Kalimugogo believed the job of an artist is to recreate a situation. Thus, he became a keen observer of society and its dynamics; vividly recreating what he felt was of relevance to the contemporary world. In A Murky River for example, he explores the norm of refusing to honour those who deserve it. It is about a man, who in his obsessive pursuit of riches, abandons his mother, only to discover after her death that no amount of money could bring her back.

In his other works, Kalimugogo called corruption a “malignant cancer” and described the run-down public hospitals as “chambers of horrors”, not places the sick go to for healing and relief. In Bury Me in a Simple Grave (2009), which won a NABOTU award, he quips, “Is money, in the absence of moral and social values, any good?”

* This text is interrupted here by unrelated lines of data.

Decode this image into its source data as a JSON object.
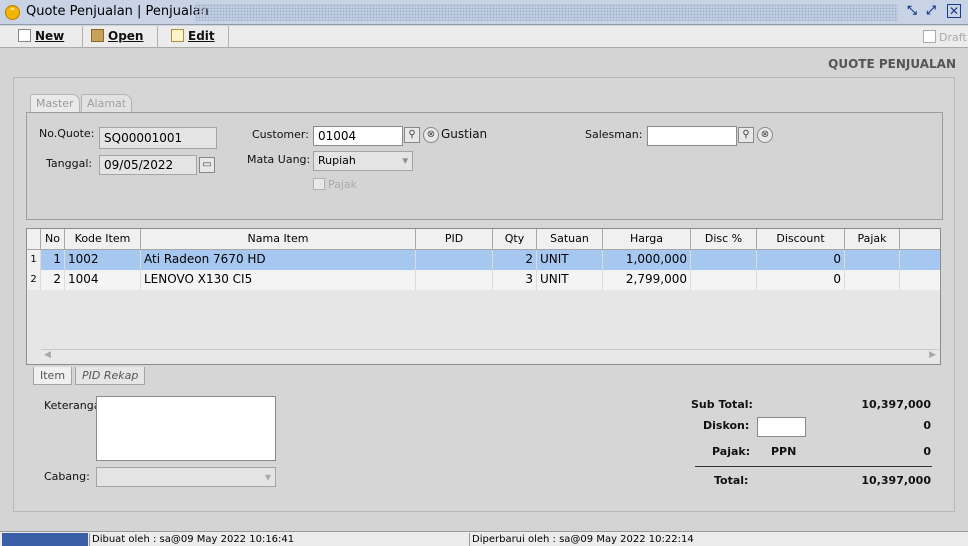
{
  "window": {
    "title": "Quote Penjualan | Penjualan"
  },
  "toolbar": {
    "new_label": "New",
    "open_label": "Open",
    "edit_label": "Edit",
    "draft_label": "Draft"
  },
  "page": {
    "heading": "QUOTE PENJUALAN"
  },
  "tabs": {
    "master": "Master",
    "alamat": "Alamat"
  },
  "form": {
    "no_quote_label": "No.Quote:",
    "no_quote_value": "SQ00001001",
    "tanggal_label": "Tanggal:",
    "tanggal_value": "09/05/2022",
    "customer_label": "Customer:",
    "customer_code": "01004",
    "customer_name": "Gustian",
    "mata_uang_label": "Mata Uang:",
    "mata_uang_value": "Rupiah",
    "pajak_label": "Pajak",
    "salesman_label": "Salesman:",
    "salesman_value": ""
  },
  "grid": {
    "columns": [
      "No",
      "Kode Item",
      "Nama Item",
      "PID",
      "Qty",
      "Satuan",
      "Harga",
      "Disc %",
      "Discount",
      "Pajak"
    ],
    "rows": [
      {
        "rownum": "1",
        "no": "1",
        "kode": "1002",
        "nama": "Ati Radeon 7670 HD",
        "pid": "",
        "qty": "2",
        "satuan": "UNIT",
        "harga": "1,000,000",
        "disc": "",
        "discount": "0",
        "pajak": ""
      },
      {
        "rownum": "2",
        "no": "2",
        "kode": "1004",
        "nama": "LENOVO X130 CI5",
        "pid": "",
        "qty": "3",
        "satuan": "UNIT",
        "harga": "2,799,000",
        "disc": "",
        "discount": "0",
        "pajak": ""
      }
    ]
  },
  "bottom_tabs": {
    "item": "Item",
    "pid_rekap": "PID Rekap"
  },
  "notes": {
    "keterangan_label": "Keterangan:",
    "cabang_label": "Cabang:"
  },
  "totals": {
    "sub_total_label": "Sub Total:",
    "sub_total_value": "10,397,000",
    "diskon_label": "Diskon:",
    "diskon_value": "0",
    "pajak_label": "Pajak:",
    "pajak_type": "PPN",
    "pajak_value": "0",
    "total_label": "Total:",
    "total_value": "10,397,000"
  },
  "status": {
    "created": "Dibuat oleh : sa@09 May 2022  10:16:41",
    "updated": "Diperbarui oleh : sa@09 May 2022  10:22:14"
  },
  "colors": {
    "selected_row": "#a6c8f0",
    "titlebar": "#c8d4e6",
    "status_blue": "#3a5ea8"
  }
}
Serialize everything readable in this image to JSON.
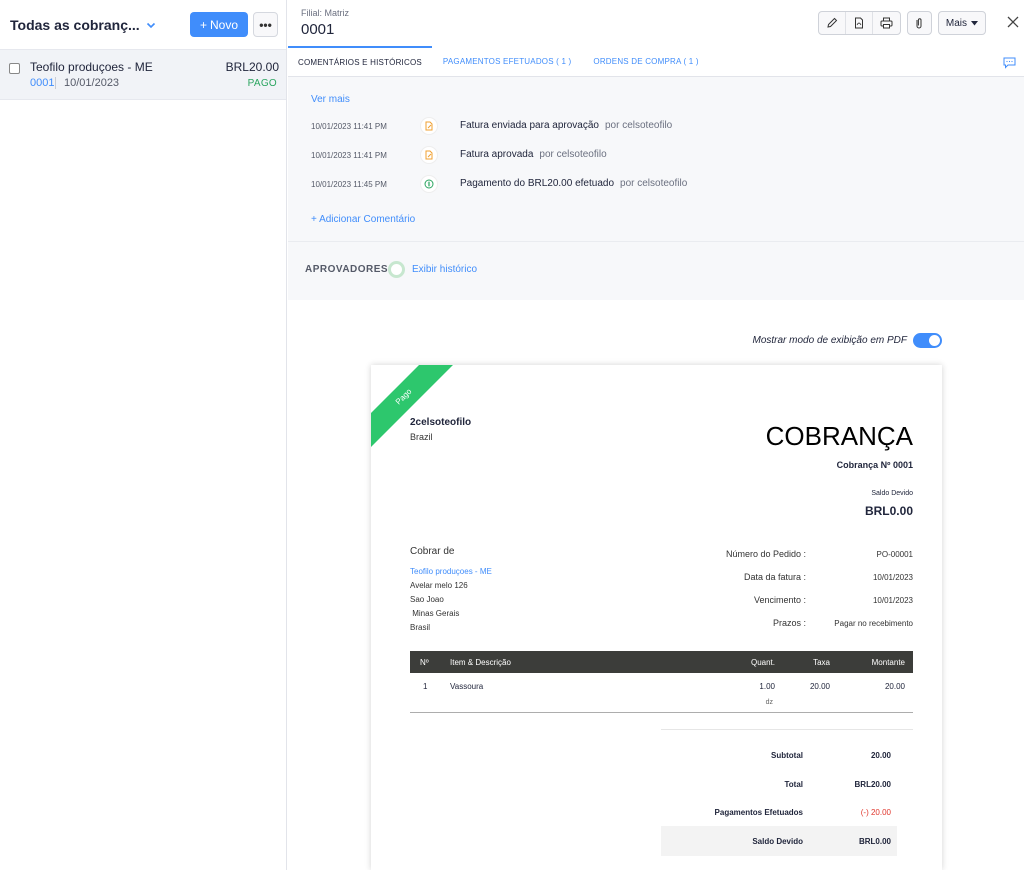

What distinguished Kalimugogo’s works are the rapid-fire witty lines and ego-centric characters who, in their arrogance, inadvertently reveal their rottenness through devilish deeds that plunge society down the pit of depravity.

Kalimugogo’s comical style is reminiscent of that of famous English author P.G. Wodehouse, who greatly inspired and influenced him.

Kalimugogo’s intimacy with literature developed at Nyakasura School in Fort Portal, which he attended from 1959 to 1964. He had come from the humble village of Kyokyezo, Rubanda County in Kabale District and topped his class to win a secondary school scholarship.

At Nyakasura, he became the student librarian, an opportunity he maximised to read all the great masters from Charles Dickens, William Shakespeare, Alexander Pope, Thomas Hardy and Joseph Conrad, among other geniuses that sparked his own literary ambitions. It was not a surprise that at Makerere University, he studied literature and became the editor of the literary magazine, Pen Point, graduating in 1968 with an honours degree in English and Classical Literature.

In 1969, he joined the Foreign Service of Uganda and became a career diplomat in a number of countries, including DR Congo, Ethiopia, Tanzania and Kenya. He retired from diplomatic service in 2003 and devoted the rest of his life to writing and family.

During the requiem service, he was described by his wife and children as a loving husband and doting father, who inculcated in them the love of books, introduced them to great comedy and left them the legacy of loving God and doing good. Talking of his funny side, his son, Alex, recalled how his father once hand-wrote a letter in which he poured out his frustrations with Arsenal (the club he supported) and then gave the letter to Alex to deliver to Arsenal manager Arsene Wenger.

His daughter, Pearl, described her father as “a great cook who made very nice chicken soup.”

According to his wife, Dr Grace Kalimugogo, the deceased started having poor health in 1978 but it was from 1983 that he was always in and out of hospital. In spite of that, he had inner strength and never allowed anything to stop him from performing his duties diligently. So punctual and virtuous was he that he even won two awards from Umeme for the rare knack of paying his bills on time, always.

Kalimugogo used to hang out at Speke Hotel with his best friend and fellow writer, Victor Byabamazima as they talked literature, politics and society over tea. When Victor died in July 2013, Kalimugogo’s life deteriorated. But he retained a positive outlook, finding solace in the Bible, which he loved to read a lot.

“My God knows what he wants for me,” he often told his wife. Well, his God wanted him Home, the Home of Everlasting peace and bliss to which he was called on Sunday.

--Saturday Monitor, January 31, 2015